In April, the United States Postal Service drafted a press release to announce that it would deliver, for free, face masks to every household in the country. It was a healthcare effort on a massive scale – though, admittedly, one the USPS has to deliver on every day – “beginning in areas which [the U.S. Department of Health and Human Services] has identified as experiencing high transmission rates of COVID-19 and to workers providing essential services throughout the nation during this pandemic.” In partnership with the White House Coronavirus Task Force and a “Consortium of Textile Manufacturers,” the project would have been a massive lifeline for people struggling to source masks and for essential workers who need more frequent mask replacements.

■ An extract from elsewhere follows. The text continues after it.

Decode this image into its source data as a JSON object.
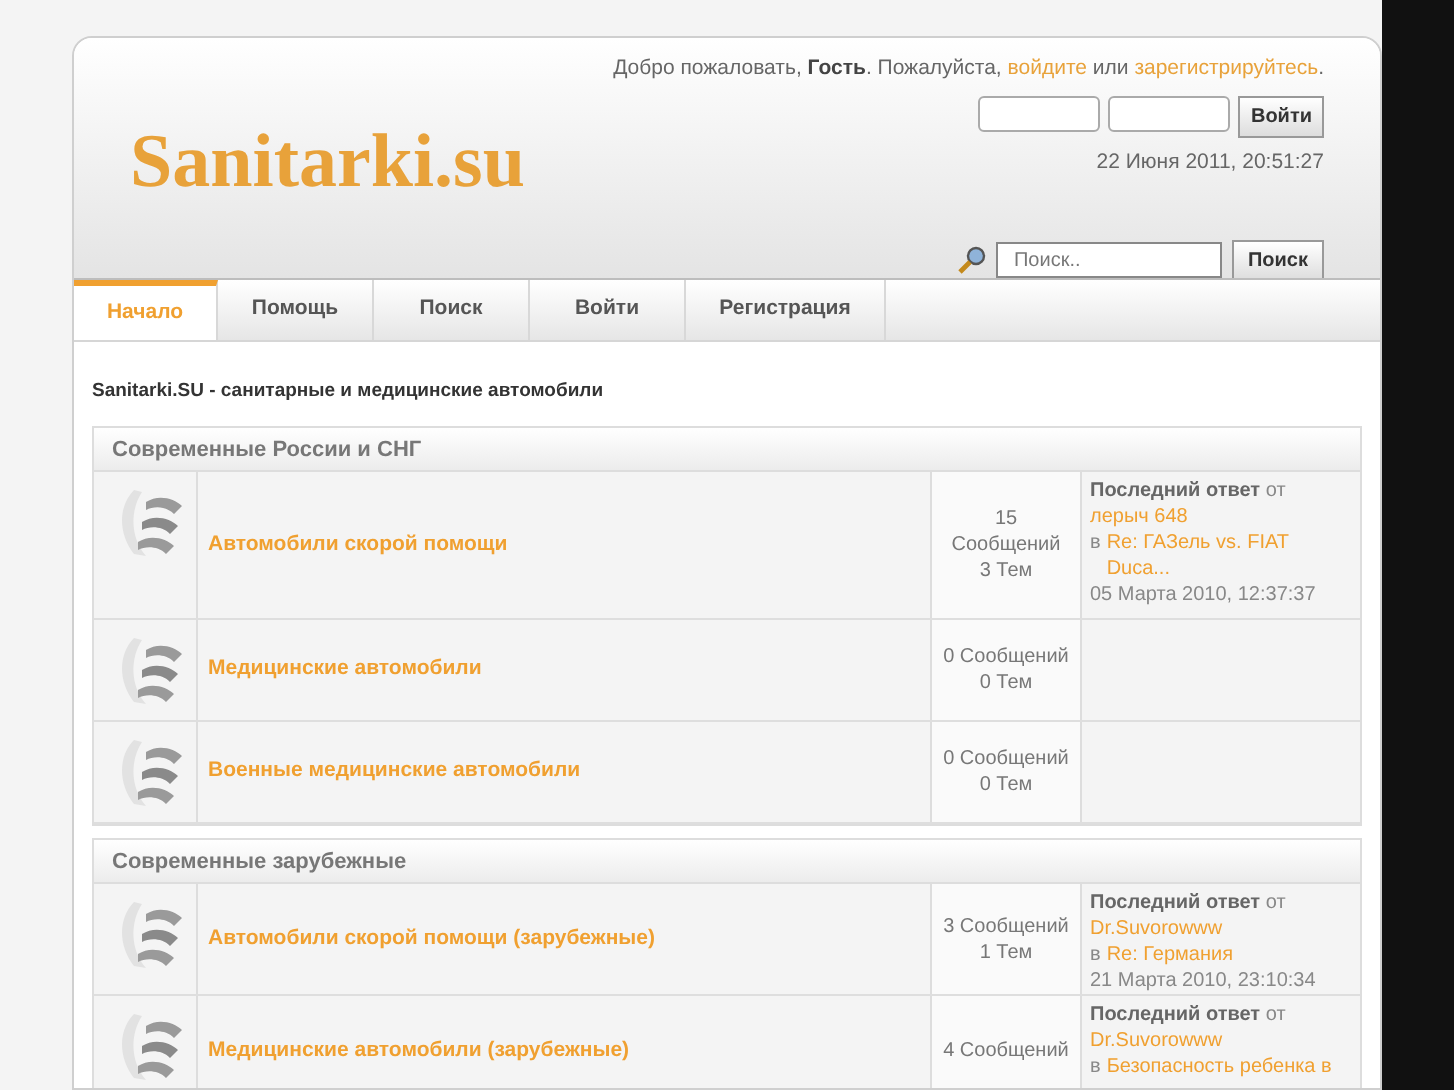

But it never happened.
The Washington Post reports that it was DHHS that came up with the idea to send five reusable masks to every residential address in the country. Citing an unnamed administration official, the Post reports, “There was concern from some in the White House Domestic Policy Council and the office of the vice president that households receiving masks might create concern or panic.”
Without knowing exactly when the plan was hatched and when it was spiked, we do know that it was around April. We also have some insight into Trump’s thoughts at the time because he was participating in a series of interviews with Bob Woodward, the author of the Trump administration expose Fear, who was working on a follow-up book.
On March 19, Trump told Woodward that there were “startling facts” about COVID-19, particularly that it affected people of all ages and not just older people as was originally believed. But Trump said he wanted to downplay the dangers: “I still like play it down, because I don’t want to create a panic.”
On April 13, Trump told Woodward that COVID-19 “is a killer if it gets you. If you’re the wrong person, you don’t have a chance.” But just four days later, Trump called for allies to “LIBERATE” states that had imposed restrictions to slow the spread of the coronavirus. It was presumably sometime around here that the administration killed the DHHS-USPS mask delivery program, aware that it would create the impression that the virus was a real risk, an impression that – although it was what the White House believed – went against what the president had been saying publicly.
“We don’t want to run around screaming, shouting, oh, look at this, look at this. We have to show leadership. And leadership is all about confidence.”President Trump, in the Woodward tapes, explaining why he lied about the risks of COVID-19
On May 5, Link, the USPS’ employee news site, posted a story about how COVID-19 was similar to the 1918-19 influenza pandemic. The piece noted that masks and social distancing had been part of the effort to combat that pandemic (known as the ‘Spanish flu,’ although it originated in the U.S.) and that social distancing in particular was essential. The next day, the Trump administration announced it would shut down the White House Coronavirus Task Force, with Vice President Mike Pence calling for social distancing to continue but also saying that it was time to resume business as usual around the country.
That day, May 6, was the peak of the U.S. deaths from COVID-19. Since that day, when 2,701 people in the U.S. died from the virus, no single day total has even come close to 2,000 deaths. Still, the total death count has climbed steadily, with more than 198,000 U.S. deaths from the virus. Earlier this month, Johns Hopkins University reported that the COVID-19 death count was notable: “Looking at 2020 since March, the raw number of excess deaths is 200,000 more people than a normal year. When we try to understand that, COVID-19 is the most rational and likely explanation.”
Could the USPS mask delivery program have reduced the number of COVID-19 cases and deaths over the summer? There’s no way to know for certain. So-called super-spreader events, which have been responsible for many outbreaks around the country, are usually indoor events without social distancing or mask wearing, but are the participants not wearing masks because they don’t have access to them or is it because they simply don’t want to wear masks? On the other hand, many essential workers said, especially around the time this program was pitched, that they were concerned about a lack of masks on customers as well as, in some cases, that they themselves weren’t provided masks to wear. Providing masks to every household would have made it so stores felt more comfortable requiring masks – after all, you definitely have some – and so employees had masks to wear and weren’t reliant on companies that the U.S. was reluctant to force to provide masks to their employees.